TASK INSTRUCTIONS: What is needed is the full set of records, word for word, with no pictures.

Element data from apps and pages
────────────────────────────────────────

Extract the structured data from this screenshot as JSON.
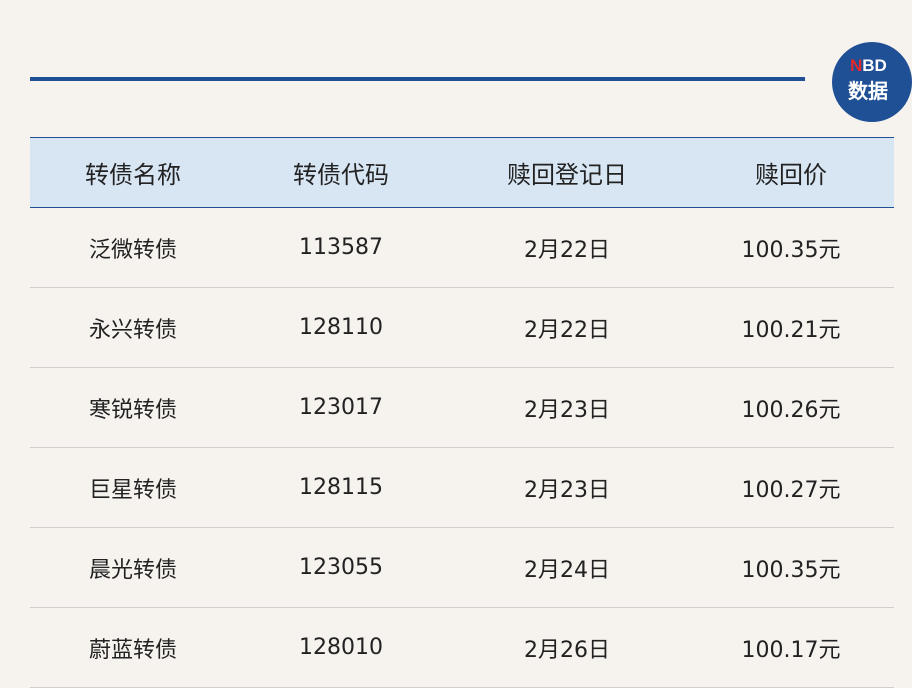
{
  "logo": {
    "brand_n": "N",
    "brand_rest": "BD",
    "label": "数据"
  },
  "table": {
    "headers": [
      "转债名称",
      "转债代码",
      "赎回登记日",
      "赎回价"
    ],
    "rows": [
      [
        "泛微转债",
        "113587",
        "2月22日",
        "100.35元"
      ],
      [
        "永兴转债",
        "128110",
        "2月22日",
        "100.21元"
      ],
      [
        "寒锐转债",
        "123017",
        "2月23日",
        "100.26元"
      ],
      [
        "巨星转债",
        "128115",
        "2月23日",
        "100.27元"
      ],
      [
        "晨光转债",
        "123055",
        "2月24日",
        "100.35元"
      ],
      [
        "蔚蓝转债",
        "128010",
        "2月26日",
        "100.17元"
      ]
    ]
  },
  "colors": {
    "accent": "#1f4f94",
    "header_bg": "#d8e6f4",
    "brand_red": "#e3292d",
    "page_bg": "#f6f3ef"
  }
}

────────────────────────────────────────

OUTPUT OF THE TASK:
Extract the structured data from this screenshot as JSON.
{
  "logo": {
    "brand_n": "N",
    "brand_rest": "BD",
    "label": "数据"
  },
  "table": {
    "headers": [
      "转债名称",
      "转债代码",
      "赎回登记日",
      "赎回价"
    ],
    "rows": [
      [
        "泛微转债",
        "113587",
        "2月22日",
        "100.35元"
      ],
      [
        "永兴转债",
        "128110",
        "2月22日",
        "100.21元"
      ],
      [
        "寒锐转债",
        "123017",
        "2月23日",
        "100.26元"
      ],
      [
        "巨星转债",
        "128115",
        "2月23日",
        "100.27元"
      ],
      [
        "晨光转债",
        "123055",
        "2月24日",
        "100.35元"
      ],
      [
        "蔚蓝转债",
        "128010",
        "2月26日",
        "100.17元"
      ]
    ]
  },
  "colors": {
    "accent": "#1f4f94",
    "header_bg": "#d8e6f4",
    "brand_red": "#e3292d",
    "page_bg": "#f6f3ef"
  }
}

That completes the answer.